RAW DATA:
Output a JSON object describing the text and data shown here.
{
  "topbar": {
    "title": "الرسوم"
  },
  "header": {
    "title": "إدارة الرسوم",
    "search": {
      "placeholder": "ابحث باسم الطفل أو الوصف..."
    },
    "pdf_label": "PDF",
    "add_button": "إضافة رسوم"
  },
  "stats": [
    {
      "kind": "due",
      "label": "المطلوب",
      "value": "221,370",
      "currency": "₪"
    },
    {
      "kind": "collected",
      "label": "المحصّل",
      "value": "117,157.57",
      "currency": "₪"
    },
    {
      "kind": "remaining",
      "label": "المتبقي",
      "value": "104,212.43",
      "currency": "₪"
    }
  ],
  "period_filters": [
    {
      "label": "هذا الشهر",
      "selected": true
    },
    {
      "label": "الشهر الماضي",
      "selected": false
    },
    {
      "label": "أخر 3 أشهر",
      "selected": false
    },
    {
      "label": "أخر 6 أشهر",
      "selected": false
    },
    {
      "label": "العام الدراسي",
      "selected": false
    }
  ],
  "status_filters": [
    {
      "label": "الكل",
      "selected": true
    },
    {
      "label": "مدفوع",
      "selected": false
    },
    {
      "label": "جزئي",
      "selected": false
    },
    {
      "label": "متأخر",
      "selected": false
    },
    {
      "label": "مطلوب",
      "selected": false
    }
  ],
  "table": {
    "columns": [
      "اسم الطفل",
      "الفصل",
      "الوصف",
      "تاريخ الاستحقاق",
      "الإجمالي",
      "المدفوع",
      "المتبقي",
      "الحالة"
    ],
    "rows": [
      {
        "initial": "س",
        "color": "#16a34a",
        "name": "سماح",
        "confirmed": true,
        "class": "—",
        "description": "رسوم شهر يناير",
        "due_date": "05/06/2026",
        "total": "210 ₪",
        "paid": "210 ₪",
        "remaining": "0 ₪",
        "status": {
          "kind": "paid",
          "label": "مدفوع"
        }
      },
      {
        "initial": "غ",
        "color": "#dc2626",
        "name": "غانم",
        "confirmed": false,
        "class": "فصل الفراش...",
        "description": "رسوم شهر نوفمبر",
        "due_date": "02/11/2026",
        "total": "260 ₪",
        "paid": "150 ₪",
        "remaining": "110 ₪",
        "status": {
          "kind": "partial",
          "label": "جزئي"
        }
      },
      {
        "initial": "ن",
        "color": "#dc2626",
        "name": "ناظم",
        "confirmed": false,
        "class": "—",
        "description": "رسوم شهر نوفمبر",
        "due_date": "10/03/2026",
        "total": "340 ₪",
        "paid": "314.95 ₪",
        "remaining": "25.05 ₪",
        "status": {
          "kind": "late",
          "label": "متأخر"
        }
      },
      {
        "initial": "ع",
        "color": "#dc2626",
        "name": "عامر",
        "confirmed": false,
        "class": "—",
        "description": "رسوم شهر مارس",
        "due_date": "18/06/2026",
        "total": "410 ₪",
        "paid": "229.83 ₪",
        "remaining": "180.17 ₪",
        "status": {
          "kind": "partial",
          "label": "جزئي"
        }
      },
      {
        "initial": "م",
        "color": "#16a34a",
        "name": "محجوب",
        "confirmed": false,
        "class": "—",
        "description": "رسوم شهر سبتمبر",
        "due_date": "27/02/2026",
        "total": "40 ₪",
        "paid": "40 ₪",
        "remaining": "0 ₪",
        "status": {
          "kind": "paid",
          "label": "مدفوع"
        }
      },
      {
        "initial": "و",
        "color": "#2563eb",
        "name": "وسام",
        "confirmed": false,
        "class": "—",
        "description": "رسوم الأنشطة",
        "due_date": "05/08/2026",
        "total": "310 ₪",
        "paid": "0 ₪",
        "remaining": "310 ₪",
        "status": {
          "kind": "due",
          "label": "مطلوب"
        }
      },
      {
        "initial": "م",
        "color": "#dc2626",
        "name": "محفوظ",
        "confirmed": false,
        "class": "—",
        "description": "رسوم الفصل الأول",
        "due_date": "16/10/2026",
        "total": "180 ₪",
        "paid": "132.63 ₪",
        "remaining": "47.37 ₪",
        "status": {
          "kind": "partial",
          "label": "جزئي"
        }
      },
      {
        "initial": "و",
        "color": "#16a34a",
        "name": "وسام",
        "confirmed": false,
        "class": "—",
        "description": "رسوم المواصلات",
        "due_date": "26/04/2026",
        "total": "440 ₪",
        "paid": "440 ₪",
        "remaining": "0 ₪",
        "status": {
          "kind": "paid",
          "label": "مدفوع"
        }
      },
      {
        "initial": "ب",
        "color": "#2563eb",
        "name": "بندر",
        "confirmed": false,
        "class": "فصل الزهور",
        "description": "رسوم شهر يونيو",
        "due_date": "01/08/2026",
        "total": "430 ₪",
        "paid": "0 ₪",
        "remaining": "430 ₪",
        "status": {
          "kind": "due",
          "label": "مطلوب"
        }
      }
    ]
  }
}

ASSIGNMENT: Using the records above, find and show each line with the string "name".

ANSWER BOX:
        "name": "سماح",
        "name": "غانم",
        "name": "ناظم",
        "name": "عامر",
        "name": "محجوب",
        "name": "وسام",
        "name": "محفوظ",
        "name": "وسام",
        "name": "بندر",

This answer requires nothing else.